WORK ITEM:
Of all the lines in the records below, copy only those that contain the string "true".
============================================================
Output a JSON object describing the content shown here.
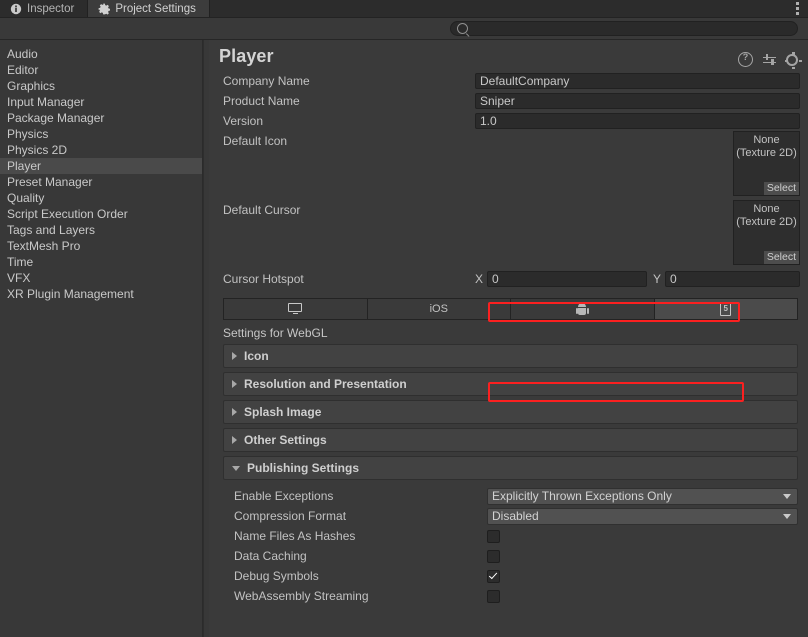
{
  "window": {
    "tabs": [
      {
        "label": "Inspector",
        "icon": "info-icon",
        "active": false
      },
      {
        "label": "Project Settings",
        "icon": "gear-icon",
        "active": true
      }
    ],
    "menu_icon": "kebab-menu-icon"
  },
  "search": {
    "value": "",
    "placeholder": "",
    "icon": "search-icon"
  },
  "sidebar": {
    "items": [
      {
        "label": "Audio",
        "selected": false
      },
      {
        "label": "Editor",
        "selected": false
      },
      {
        "label": "Graphics",
        "selected": false
      },
      {
        "label": "Input Manager",
        "selected": false
      },
      {
        "label": "Package Manager",
        "selected": false
      },
      {
        "label": "Physics",
        "selected": false
      },
      {
        "label": "Physics 2D",
        "selected": false
      },
      {
        "label": "Player",
        "selected": true
      },
      {
        "label": "Preset Manager",
        "selected": false
      },
      {
        "label": "Quality",
        "selected": false
      },
      {
        "label": "Script Execution Order",
        "selected": false
      },
      {
        "label": "Tags and Layers",
        "selected": false
      },
      {
        "label": "TextMesh Pro",
        "selected": false
      },
      {
        "label": "Time",
        "selected": false
      },
      {
        "label": "VFX",
        "selected": false
      },
      {
        "label": "XR Plugin Management",
        "selected": false
      }
    ]
  },
  "panel": {
    "title": "Player",
    "header_icons": [
      {
        "name": "help-icon"
      },
      {
        "name": "preset-icon"
      },
      {
        "name": "gear-icon"
      }
    ],
    "fields": [
      {
        "label": "Company Name",
        "value": "DefaultCompany"
      },
      {
        "label": "Product Name",
        "value": "Sniper"
      },
      {
        "label": "Version",
        "value": "1.0"
      }
    ],
    "default_icon": {
      "label": "Default Icon",
      "object_value": "None",
      "object_type": "(Texture 2D)",
      "select_label": "Select"
    },
    "default_cursor": {
      "label": "Default Cursor",
      "object_value": "None",
      "object_type": "(Texture 2D)",
      "select_label": "Select"
    },
    "cursor_hotspot": {
      "label": "Cursor Hotspot",
      "x_label": "X",
      "x_value": "0",
      "y_label": "Y",
      "y_value": "0"
    }
  },
  "platform_tabs": [
    {
      "name": "standalone",
      "label": "",
      "icon": "monitor-icon",
      "active": false
    },
    {
      "name": "ios",
      "label": "iOS",
      "icon": "",
      "active": false
    },
    {
      "name": "android",
      "label": "",
      "icon": "android-icon",
      "active": false
    },
    {
      "name": "webgl",
      "label": "",
      "icon": "html5-icon",
      "active": true
    }
  ],
  "settings_for": "Settings for WebGL",
  "sections": [
    {
      "label": "Icon",
      "expanded": false
    },
    {
      "label": "Resolution and Presentation",
      "expanded": false
    },
    {
      "label": "Splash Image",
      "expanded": false
    },
    {
      "label": "Other Settings",
      "expanded": false
    },
    {
      "label": "Publishing Settings",
      "expanded": true
    }
  ],
  "publishing_settings": {
    "rows": [
      {
        "label": "Enable Exceptions",
        "type": "dropdown",
        "value": "Explicitly Thrown Exceptions Only",
        "highlighted": true
      },
      {
        "label": "Compression Format",
        "type": "dropdown",
        "value": "Disabled",
        "highlighted": false
      },
      {
        "label": "Name Files As Hashes",
        "type": "checkbox",
        "checked": false,
        "highlighted": false
      },
      {
        "label": "Data Caching",
        "type": "checkbox",
        "checked": false,
        "highlighted": false
      },
      {
        "label": "Debug Symbols",
        "type": "checkbox",
        "checked": true,
        "highlighted": true
      },
      {
        "label": "WebAssembly Streaming",
        "type": "checkbox",
        "checked": false,
        "highlighted": false
      }
    ]
  },
  "colors": {
    "highlight": "#fb2020",
    "panel_bg": "#3a3a3a",
    "sidebar_selected": "#4a4a4a",
    "field_bg": "#2b2b2b"
  }
}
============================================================
RESULT FOR THIS EXERCISE:
        "active": true
        "selected": true
      "active": true
      "expanded": true
        "highlighted": true
        "checked": true,
        "highlighted": true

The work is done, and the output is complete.